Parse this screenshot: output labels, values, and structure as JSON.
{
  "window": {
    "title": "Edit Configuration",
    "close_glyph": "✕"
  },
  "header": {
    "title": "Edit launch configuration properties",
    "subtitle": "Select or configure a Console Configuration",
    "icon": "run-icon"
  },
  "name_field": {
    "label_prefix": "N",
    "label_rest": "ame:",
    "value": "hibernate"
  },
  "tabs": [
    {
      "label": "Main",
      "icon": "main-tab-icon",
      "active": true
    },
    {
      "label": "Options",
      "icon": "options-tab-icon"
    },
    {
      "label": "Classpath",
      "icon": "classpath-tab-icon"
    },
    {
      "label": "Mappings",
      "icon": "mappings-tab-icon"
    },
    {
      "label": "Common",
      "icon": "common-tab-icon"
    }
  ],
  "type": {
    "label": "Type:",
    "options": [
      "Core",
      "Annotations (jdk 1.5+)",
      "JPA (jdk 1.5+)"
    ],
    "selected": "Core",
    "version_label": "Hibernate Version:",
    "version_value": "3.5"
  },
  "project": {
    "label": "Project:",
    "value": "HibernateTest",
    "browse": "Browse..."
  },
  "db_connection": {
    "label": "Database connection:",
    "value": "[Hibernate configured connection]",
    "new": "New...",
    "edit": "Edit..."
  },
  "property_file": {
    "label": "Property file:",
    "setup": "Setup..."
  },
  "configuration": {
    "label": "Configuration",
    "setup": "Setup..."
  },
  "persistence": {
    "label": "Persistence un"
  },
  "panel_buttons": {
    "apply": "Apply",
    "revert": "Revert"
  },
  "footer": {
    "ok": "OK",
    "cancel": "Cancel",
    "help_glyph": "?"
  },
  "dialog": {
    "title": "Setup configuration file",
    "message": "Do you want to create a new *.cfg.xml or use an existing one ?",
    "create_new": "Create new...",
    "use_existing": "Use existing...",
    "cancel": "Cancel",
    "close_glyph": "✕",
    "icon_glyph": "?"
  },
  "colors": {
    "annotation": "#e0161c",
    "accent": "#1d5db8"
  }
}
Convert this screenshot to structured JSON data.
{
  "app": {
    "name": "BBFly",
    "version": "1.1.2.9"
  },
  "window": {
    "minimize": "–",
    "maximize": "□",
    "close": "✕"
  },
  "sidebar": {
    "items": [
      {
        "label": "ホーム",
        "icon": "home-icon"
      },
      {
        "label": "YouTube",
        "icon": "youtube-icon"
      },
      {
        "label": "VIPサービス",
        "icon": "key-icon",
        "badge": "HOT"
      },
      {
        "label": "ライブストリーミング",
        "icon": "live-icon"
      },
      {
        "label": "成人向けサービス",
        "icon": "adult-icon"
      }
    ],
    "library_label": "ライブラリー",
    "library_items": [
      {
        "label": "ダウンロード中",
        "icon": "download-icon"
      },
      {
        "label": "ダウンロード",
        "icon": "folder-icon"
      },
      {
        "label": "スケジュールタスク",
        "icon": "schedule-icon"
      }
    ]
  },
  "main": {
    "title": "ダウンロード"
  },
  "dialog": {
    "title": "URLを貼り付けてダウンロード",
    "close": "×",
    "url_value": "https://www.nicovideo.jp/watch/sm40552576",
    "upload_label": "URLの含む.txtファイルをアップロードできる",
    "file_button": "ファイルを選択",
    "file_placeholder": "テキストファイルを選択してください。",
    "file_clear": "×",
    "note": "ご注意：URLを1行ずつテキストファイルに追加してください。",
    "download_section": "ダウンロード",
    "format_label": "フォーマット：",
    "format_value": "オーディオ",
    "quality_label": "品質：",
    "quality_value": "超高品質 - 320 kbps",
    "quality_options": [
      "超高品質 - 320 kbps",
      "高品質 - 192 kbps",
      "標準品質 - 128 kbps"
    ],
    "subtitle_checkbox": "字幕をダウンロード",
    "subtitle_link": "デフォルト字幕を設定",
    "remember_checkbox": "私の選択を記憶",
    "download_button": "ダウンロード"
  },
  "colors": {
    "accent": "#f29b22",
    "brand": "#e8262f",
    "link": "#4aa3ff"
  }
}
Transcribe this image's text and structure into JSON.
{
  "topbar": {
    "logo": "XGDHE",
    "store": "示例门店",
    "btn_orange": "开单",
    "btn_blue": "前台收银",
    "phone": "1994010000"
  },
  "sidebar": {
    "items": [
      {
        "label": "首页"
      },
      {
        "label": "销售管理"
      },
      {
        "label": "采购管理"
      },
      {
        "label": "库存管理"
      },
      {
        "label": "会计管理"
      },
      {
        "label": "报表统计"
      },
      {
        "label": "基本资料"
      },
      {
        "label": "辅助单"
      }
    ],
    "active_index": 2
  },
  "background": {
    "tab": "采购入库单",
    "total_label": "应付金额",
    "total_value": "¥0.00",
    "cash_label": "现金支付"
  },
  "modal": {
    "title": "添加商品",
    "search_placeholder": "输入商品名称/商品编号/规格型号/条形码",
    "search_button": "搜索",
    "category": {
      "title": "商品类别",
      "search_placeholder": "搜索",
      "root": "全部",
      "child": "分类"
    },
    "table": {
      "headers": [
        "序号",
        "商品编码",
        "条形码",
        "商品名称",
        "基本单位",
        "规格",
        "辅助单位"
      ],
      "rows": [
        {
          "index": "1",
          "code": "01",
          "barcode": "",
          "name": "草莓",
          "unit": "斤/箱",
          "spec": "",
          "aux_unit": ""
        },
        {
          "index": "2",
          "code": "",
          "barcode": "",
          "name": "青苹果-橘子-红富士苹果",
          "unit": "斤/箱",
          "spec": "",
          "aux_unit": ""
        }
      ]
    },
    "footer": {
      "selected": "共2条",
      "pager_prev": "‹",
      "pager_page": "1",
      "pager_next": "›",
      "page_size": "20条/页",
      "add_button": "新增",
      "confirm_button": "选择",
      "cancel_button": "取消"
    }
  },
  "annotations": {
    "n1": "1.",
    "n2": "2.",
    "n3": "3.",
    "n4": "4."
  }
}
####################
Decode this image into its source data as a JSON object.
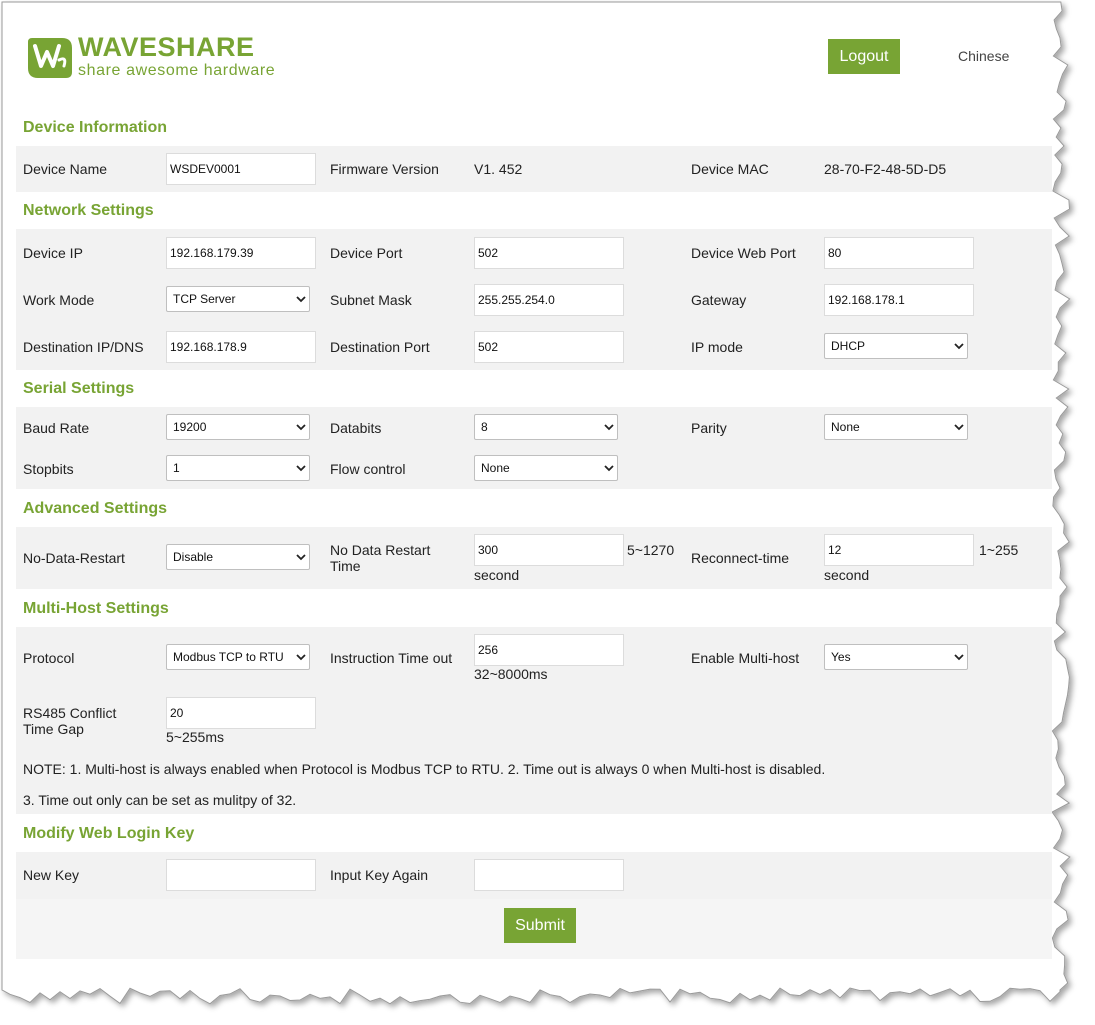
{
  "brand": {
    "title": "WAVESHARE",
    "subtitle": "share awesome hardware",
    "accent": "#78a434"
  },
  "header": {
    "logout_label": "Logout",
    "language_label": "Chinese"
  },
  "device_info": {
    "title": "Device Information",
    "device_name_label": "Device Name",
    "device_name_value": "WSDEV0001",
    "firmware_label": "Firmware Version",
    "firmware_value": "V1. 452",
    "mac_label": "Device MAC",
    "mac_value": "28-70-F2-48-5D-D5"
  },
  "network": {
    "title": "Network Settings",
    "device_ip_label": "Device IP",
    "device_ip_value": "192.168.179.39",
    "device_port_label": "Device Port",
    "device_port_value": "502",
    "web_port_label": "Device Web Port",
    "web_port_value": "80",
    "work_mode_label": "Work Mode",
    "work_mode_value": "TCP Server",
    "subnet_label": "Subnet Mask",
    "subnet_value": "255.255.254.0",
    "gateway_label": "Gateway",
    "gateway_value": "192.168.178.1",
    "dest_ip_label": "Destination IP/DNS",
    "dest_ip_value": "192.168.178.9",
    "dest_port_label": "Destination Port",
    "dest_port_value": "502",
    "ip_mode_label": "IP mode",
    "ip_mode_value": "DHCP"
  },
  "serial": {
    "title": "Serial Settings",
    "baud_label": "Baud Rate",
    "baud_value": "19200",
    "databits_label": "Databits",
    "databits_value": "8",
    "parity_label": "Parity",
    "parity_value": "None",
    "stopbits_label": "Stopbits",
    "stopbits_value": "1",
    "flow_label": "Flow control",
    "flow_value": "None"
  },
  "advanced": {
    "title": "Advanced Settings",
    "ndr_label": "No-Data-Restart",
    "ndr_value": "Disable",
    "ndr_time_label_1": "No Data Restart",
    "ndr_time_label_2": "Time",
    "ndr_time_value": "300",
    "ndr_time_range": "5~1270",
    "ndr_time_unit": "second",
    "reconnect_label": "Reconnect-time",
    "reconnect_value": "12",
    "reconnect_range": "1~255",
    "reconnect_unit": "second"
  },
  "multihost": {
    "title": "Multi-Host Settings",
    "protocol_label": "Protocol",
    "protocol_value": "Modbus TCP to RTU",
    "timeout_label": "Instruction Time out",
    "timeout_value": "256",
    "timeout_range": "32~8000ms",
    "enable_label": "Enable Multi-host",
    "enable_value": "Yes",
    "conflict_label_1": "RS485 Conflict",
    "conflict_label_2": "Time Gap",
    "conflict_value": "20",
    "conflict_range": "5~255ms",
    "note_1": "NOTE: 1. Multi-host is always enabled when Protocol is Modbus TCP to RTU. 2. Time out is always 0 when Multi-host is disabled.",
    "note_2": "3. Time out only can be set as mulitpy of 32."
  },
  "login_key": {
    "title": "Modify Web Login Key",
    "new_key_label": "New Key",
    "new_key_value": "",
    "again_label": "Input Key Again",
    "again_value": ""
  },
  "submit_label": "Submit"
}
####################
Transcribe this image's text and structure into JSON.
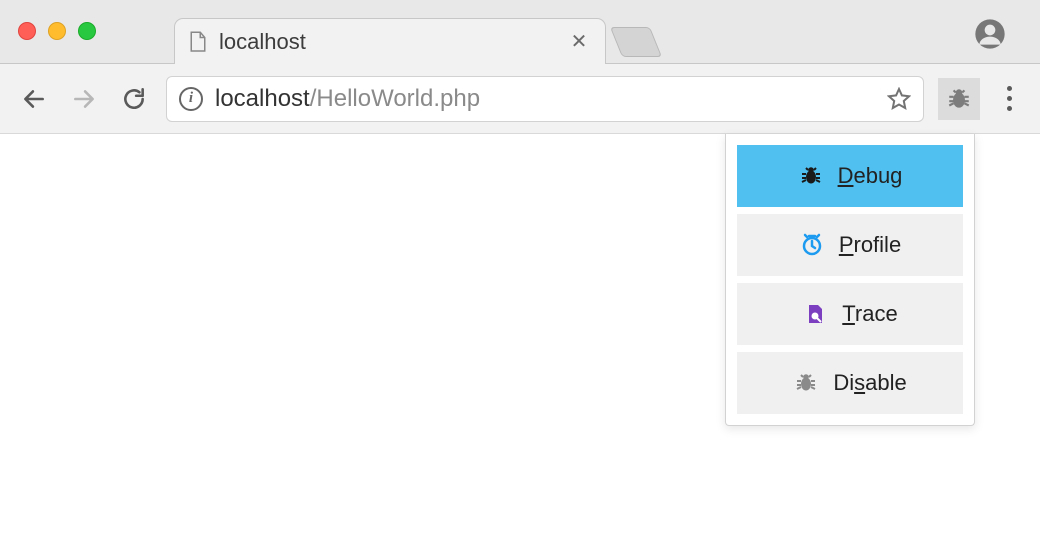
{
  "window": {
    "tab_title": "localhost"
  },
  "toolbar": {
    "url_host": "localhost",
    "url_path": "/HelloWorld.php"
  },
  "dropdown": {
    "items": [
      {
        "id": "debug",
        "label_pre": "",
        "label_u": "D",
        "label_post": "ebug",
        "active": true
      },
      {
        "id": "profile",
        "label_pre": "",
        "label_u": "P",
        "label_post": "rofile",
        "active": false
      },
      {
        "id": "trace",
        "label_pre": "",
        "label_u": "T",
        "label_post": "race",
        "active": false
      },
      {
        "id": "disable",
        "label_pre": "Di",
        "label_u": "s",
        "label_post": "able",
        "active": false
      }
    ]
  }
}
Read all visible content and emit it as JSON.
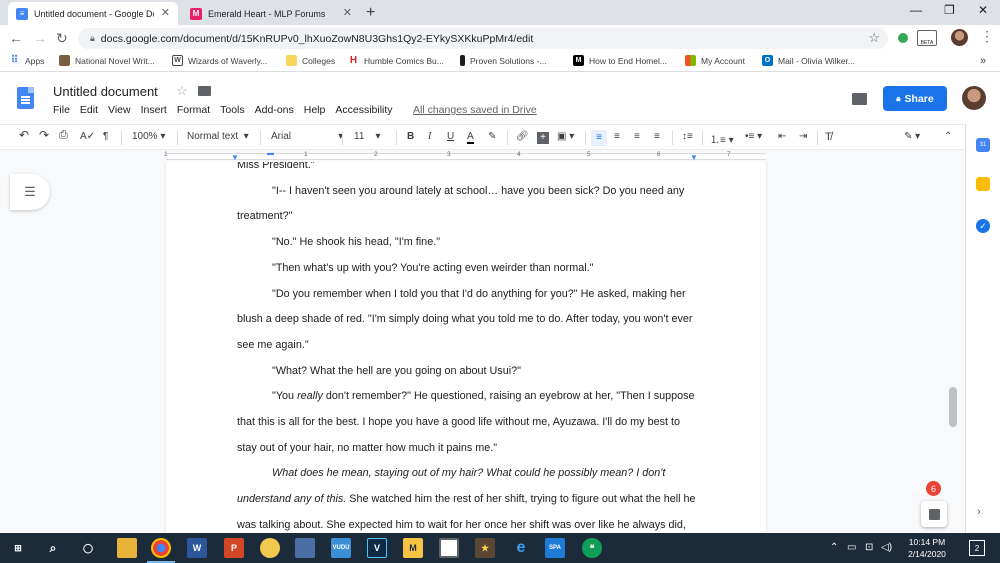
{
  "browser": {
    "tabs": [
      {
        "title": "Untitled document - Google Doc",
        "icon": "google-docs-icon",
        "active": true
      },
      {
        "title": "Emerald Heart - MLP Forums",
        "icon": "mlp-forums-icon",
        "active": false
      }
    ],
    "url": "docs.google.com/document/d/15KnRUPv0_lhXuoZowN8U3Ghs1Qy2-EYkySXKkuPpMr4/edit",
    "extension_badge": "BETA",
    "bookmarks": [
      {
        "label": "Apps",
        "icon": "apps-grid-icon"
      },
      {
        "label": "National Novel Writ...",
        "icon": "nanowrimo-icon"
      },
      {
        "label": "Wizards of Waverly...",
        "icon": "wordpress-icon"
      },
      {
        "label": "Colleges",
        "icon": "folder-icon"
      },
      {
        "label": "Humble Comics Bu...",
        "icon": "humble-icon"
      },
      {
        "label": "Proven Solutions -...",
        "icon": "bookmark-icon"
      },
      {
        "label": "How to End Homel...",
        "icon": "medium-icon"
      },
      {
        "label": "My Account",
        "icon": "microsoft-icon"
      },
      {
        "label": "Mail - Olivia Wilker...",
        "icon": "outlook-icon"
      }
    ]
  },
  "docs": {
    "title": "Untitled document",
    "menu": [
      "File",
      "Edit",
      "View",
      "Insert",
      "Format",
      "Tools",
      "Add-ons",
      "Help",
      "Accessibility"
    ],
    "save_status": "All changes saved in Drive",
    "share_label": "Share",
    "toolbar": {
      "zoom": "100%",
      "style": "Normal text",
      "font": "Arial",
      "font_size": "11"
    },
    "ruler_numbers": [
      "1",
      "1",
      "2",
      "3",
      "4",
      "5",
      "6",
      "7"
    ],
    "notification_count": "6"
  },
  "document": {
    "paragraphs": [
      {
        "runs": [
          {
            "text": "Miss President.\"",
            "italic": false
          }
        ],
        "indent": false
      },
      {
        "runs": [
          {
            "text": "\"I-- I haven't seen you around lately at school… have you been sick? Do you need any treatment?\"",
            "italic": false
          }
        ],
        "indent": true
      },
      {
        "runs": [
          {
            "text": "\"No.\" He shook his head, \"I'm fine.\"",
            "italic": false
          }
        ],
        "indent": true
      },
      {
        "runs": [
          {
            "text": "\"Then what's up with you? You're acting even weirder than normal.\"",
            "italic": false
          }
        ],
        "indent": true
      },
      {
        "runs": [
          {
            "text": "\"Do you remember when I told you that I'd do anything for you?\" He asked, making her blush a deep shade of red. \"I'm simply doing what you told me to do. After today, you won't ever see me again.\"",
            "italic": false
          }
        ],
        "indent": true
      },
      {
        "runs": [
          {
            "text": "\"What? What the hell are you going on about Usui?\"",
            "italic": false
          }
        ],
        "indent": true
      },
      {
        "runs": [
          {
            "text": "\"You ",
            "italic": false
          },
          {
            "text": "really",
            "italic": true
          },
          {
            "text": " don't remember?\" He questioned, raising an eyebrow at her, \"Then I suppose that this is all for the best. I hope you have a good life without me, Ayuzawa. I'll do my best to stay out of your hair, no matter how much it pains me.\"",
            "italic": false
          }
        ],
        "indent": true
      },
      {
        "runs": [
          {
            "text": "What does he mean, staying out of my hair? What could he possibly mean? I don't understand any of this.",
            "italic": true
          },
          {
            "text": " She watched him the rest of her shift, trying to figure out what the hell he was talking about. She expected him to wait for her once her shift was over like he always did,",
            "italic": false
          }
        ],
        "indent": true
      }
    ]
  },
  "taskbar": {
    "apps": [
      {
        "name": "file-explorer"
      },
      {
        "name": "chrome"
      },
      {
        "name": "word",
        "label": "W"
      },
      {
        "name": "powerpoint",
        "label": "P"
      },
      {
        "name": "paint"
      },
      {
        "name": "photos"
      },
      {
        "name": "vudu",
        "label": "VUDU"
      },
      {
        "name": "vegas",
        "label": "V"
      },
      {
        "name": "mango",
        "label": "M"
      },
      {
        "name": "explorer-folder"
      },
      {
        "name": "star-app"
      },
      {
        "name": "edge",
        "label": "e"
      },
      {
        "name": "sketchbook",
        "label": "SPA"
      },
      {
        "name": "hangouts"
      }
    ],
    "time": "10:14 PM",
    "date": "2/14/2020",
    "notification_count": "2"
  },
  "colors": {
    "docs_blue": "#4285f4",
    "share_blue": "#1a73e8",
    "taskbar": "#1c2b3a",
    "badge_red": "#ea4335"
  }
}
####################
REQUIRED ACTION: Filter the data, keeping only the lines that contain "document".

OUTPUT:
        "title": "Untitled document - Google Doc",
    "url": "docs.google.com/document/d/15KnRUPv0_lhXuoZowN8U3Ghs1Qy2-EYkySXKkuPpMr4/edit",
    "title": "Untitled document",
  "document": {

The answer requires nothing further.